#### Activity
Say how many lines of the data contain "childhood", and nothing more.

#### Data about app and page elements
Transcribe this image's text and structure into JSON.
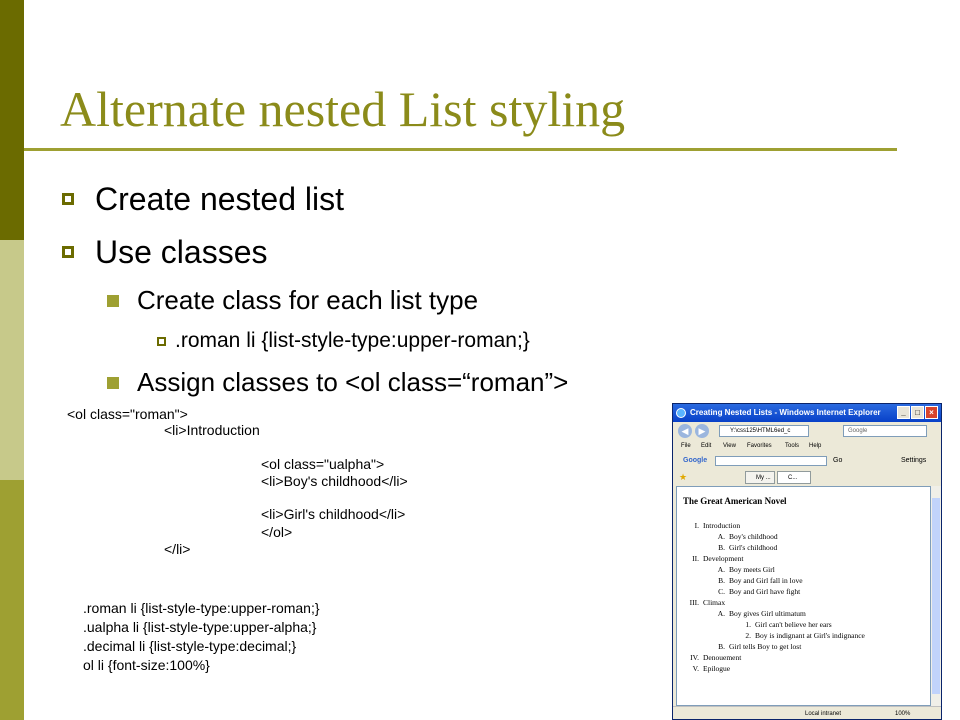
{
  "slide": {
    "title": "Alternate nested List styling",
    "bullets": [
      "Create nested list",
      "Use classes"
    ],
    "sub_bullets": [
      "Create class for each list type",
      "Assign classes to <ol class=“roman”>"
    ],
    "sub_sub_bullet": ".roman li {list-style-type:upper-roman;}"
  },
  "code_html": {
    "line1": "<ol class=\"roman\">",
    "line2": "<li>Introduction",
    "line3": "<ol class=\"ualpha\">",
    "line4": "<li>Boy's childhood</li>",
    "line5": "<li>Girl's childhood</li>",
    "line6": "</ol>",
    "line7": "</li>"
  },
  "code_css": [
    ".roman li {list-style-type:upper-roman;}",
    ".ualpha li {list-style-type:upper-alpha;}",
    ".decimal li {list-style-type:decimal;}",
    "ol li {font-size:100%}"
  ],
  "browser": {
    "window_title": "Creating Nested Lists - Windows Internet Explorer",
    "address": "Y:\\css125\\HTML6ed_c",
    "search_placeholder": "Google",
    "menu": [
      "File",
      "Edit",
      "View",
      "Favorites",
      "Tools",
      "Help"
    ],
    "google_label": "Google",
    "go_label": "Go",
    "settings_label": "Settings",
    "tab1": "My ...",
    "tab2": "C...",
    "page_heading": "The Great American Novel",
    "items": [
      {
        "marker": "I.",
        "text": "Introduction"
      },
      {
        "marker": "A.",
        "text": "Boy's childhood"
      },
      {
        "marker": "B.",
        "text": "Girl's childhood"
      },
      {
        "marker": "II.",
        "text": "Development"
      },
      {
        "marker": "A.",
        "text": "Boy meets Girl"
      },
      {
        "marker": "B.",
        "text": "Boy and Girl fall in love"
      },
      {
        "marker": "C.",
        "text": "Boy and Girl have fight"
      },
      {
        "marker": "III.",
        "text": "Climax"
      },
      {
        "marker": "A.",
        "text": "Boy gives Girl ultimatum"
      },
      {
        "marker": "1.",
        "text": "Girl can't believe her ears"
      },
      {
        "marker": "2.",
        "text": "Boy is indignant at Girl's indignance"
      },
      {
        "marker": "B.",
        "text": "Girl tells Boy to get lost"
      },
      {
        "marker": "IV.",
        "text": "Denouement"
      },
      {
        "marker": "V.",
        "text": "Epilogue"
      }
    ],
    "status_zone": "Local intranet",
    "zoom": "100%"
  },
  "colors": {
    "accent_dark": "#6b6b00",
    "accent_light": "#c7c98a",
    "accent_mid": "#9ea032",
    "title": "#8b8b1a"
  }
}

#### Solution to the exercise
4